As empirical material for the given description, the authors consider literary texts from the Armenian literature of the XIX-XX centuries (M. Nalbandyan, S. Shahazis, G. Sundukyan, A. Ayvazyan and others). The paper is an essential part of the “Tbilisi Text of Armenian Literature”, which adds something new to the “Tbilisi Text of the Georgian Literature”. Those two discourses, in their turn, show a certain commonality with the “Caucasian Text of the Russian Literature».

The authors apply a semiotic meta-language; implicitly, they use the theory of the French sociologist P. Bourdieu together with a typological approach, since the analysis is conducted on recurrent motifs, aiming at the identification of general semantic units.

The main thesis of the present paper is the “elevated” Armenian literature of Old Tiflis (XIX c.), which represents one of the central discourses for the critical presentation of the biological in the middle and the lower class of Old Tiflis. The biological and the principles of “wild capitalism” were destroying the families of small and medium tradesmen not only in the horizontal, class dimension (family, interpersonal), but also in the vertical dimension (inequality of social roles).

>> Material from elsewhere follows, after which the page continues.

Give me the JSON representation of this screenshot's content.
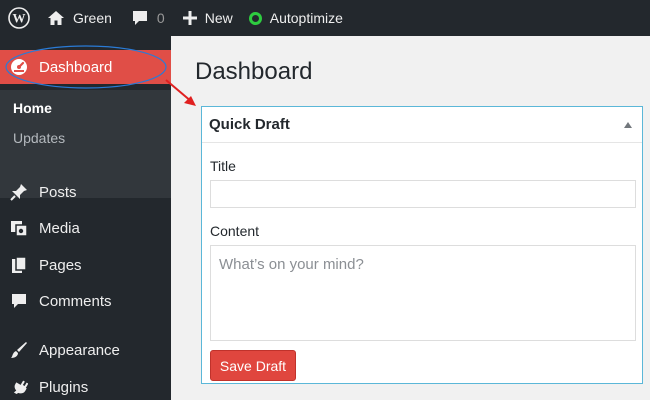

The analysis of the empirical material demonstrated that money-hunger guzzles spiritual and social values, such as national identity; the idea of statehood is lost, and the center of aspirations of city inhabitants becomes idle lifestyle: food, feasts, building houses, entertainment (home carnivals), matchmaking, etc. Of course, in the paper, the biological is contrasted to the cultural as well. The Armenian society of Old Tiflis had strategically thinking cultural figures, Armenian princely families, patrons, philanthropists (the Bebutovs, Tumanovs, Arguntinians, Alikhanovs, Yevangulyans, Mantashevs, Tamamshevs), who invested enormous financial means for the multiplication of national values (Nersisyan Seminary of Tiflis). Noteworthy is also the investment by great Armenian philanthropists (the Mantashevs) in the education of gifted Armenian minds abroad (Germany, Russia, etc.), who already in the 1920-ies formed the intellectual basis for the establishment of a national university in Yerevan (1919).